(Beginning of TASK INPUT)

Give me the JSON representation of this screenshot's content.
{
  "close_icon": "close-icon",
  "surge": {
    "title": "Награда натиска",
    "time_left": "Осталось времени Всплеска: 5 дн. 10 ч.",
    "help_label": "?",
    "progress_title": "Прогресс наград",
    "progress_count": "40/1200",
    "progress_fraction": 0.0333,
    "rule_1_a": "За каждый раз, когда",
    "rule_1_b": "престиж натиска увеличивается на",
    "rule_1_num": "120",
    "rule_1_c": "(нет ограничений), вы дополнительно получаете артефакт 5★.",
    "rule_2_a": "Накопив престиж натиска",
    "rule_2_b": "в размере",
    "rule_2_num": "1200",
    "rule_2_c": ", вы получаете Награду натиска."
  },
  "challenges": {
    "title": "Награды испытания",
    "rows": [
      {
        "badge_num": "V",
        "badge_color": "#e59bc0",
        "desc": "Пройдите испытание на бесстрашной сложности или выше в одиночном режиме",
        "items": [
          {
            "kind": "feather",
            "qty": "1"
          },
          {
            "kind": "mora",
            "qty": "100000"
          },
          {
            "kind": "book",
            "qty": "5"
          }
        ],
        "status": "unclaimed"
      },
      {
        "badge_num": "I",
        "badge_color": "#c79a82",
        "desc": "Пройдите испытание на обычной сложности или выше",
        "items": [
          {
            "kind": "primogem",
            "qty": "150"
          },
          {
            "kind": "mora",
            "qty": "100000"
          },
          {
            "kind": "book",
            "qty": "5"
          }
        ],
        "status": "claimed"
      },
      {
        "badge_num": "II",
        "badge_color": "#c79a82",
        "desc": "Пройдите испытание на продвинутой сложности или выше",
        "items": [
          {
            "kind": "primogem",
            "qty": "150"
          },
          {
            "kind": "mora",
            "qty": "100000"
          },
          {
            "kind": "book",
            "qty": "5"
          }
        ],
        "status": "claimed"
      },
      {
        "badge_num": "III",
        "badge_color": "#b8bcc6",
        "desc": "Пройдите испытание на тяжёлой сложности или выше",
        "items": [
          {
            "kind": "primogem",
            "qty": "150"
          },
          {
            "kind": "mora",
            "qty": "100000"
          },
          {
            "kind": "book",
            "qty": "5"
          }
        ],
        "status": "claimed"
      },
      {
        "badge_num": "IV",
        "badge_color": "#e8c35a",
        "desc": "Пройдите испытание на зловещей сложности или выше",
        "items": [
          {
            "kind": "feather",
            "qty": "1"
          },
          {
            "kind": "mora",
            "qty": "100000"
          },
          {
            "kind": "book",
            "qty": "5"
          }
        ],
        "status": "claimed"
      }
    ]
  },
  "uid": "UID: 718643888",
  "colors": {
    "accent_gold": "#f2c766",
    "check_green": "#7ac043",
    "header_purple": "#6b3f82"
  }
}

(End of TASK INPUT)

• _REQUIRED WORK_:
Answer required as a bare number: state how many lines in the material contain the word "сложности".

• _ANSWER BOX_:
5